As part of our mission to assist other small to mid-sized business owners, here are 10 things you should know before advertising with Google AdWords.
1. With PPC, it’s all about being “relevant”
Relevancy is being pertinent and giving the people what they want. It’s often mentioned in the Google AdWords mission statement. Why? There’s a direct correlation between relevancy and your keyword Quality Score (QS). A higher QS is one of many important goals in AdWords as it can help lower your cost per click, reduce your conversion costs and increase your ROI.
2. Google is Fast (and Ruthless)
Google AdWords can produce results that are immediate and measurable. Unlike SEO – which can take months, you can be on the top of Google within a matter of hours. But watch out as you can quickly lose a lot of money if you don’t know what you’re doing.
3. The #1 ad position on Google isn’t usually the best place to be
This logic may seem counter intuitive to most but the #1 paid position on AdWords typically costs the most amount of money and generates the most clicks. The downside is that many of these clicks are from unqualified traffic that barely read your ad and can cause your ROI to suffer. The #1 position is ideal only if you know the keywords and ads are converting at profitable levels.

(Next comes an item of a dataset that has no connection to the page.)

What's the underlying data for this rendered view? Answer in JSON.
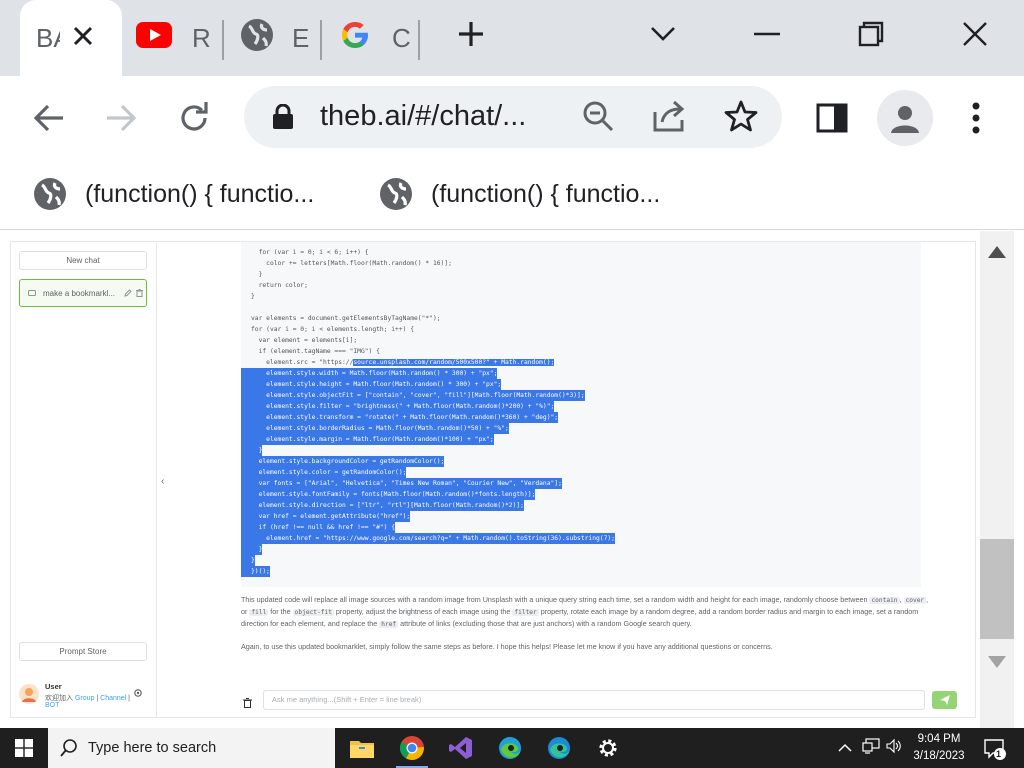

4. Advertise on Google’s Display Network at your own risk
The Google AdWords default settings include the Display Network. Most newbies forget opt out of this channel and get plenty of poor quality visitors via this channel if they don’t know what they’re doing. In the hierarchy of testing search engine marketing, Google Search is the purest search results and an absolute “must have”. Use Search Partners if you’re not getting enough traffic. And use the Display Network for branding or low cost impulse product purchases (e.g. weight loss). Advertising on select sites within the Display Network via managed placement ads is a good strategy to test and should be run under a separate campaign.
5. Start your PPC bids high and lower them over time
Manual bidding strategies should be designed to target ad slots #3-6 and higher bids will typically result in better click through rates (CTR). This can improve your quality score and allow you to lower your bids slowly as your campaign matures and optimization techniques enhance your results.
6. Put your PPC keywords in the headline (and body copy whenever possible)
By placing your keywords within the headlines of your pay-per-click ads, your keywords will bold up on the search results page which can improve your CTR. As long as you’re sending traffic to a strong landing page that include the keywords, the ad will also become more relevant which can enhance Quality Scores. This in turn enables you to lower bids and helps further reduce your costs.
7. Keep the keywords in your ad groups limited
When building ad groups, it helps to maintain relevancy within your keywords by grouping them by a single “root keyword”. Expand out the list of longer tailed keywords by keeping the focus on this one keyword. Make sure to test the different match options – phase, exact and +broad +match +modified. Broad match keywords used by inexperienced PPC managers are ripe for Google to take advantage of synonyms which may have little to do with your product or service.
8. Don’t spread your PPC budget out evenly throughout the day. Accelerate it.
AdWords PPC is database marketing and a process of elimination. To quickly find out what works and what doesn’t with your pay-per-click ads, it makes most sense to accelerate your daily ad spend. This allows your ads to show most often so you can fail fast. Also by testing and removing keywords that don’t convert at profitable levels, you can succeed faster and achieve the goal of maximizing your daily budget at the lowest possible CPCs.
9. After 30 clicks, eliminate keywords and ads that don’t work
While 30 is a low sample size, it remains a statistically significant number to evaluate your ad and keyword level performance. While more data is preferred, 30 data points can allow you to make decisions with a 90% confidence level. By quickly finding out what does not work (and what does), you can stop throwing good money after bad and pour more resources to those keywords and ads that yield profitable results.
10. Increase your budget based on Google’s recommendation at your own peril
The ad budget for your business should not an open checkbook. When Google recommends that you increase your ad budget, whose best interest do you thinks it serves. Test lowering your bids to increase clicks or remove unprofitable keywords from the mix. Increasing your budget may make sense if you’re leaving money on the table but recognize that there is a law of diminishing returns with AdWords so finding the optimal ad budget is a process of testing while working to maintain a profitable ROI.
Hopefully, this list is something that you can use to get the most out of your pay-per-click advertising dollar.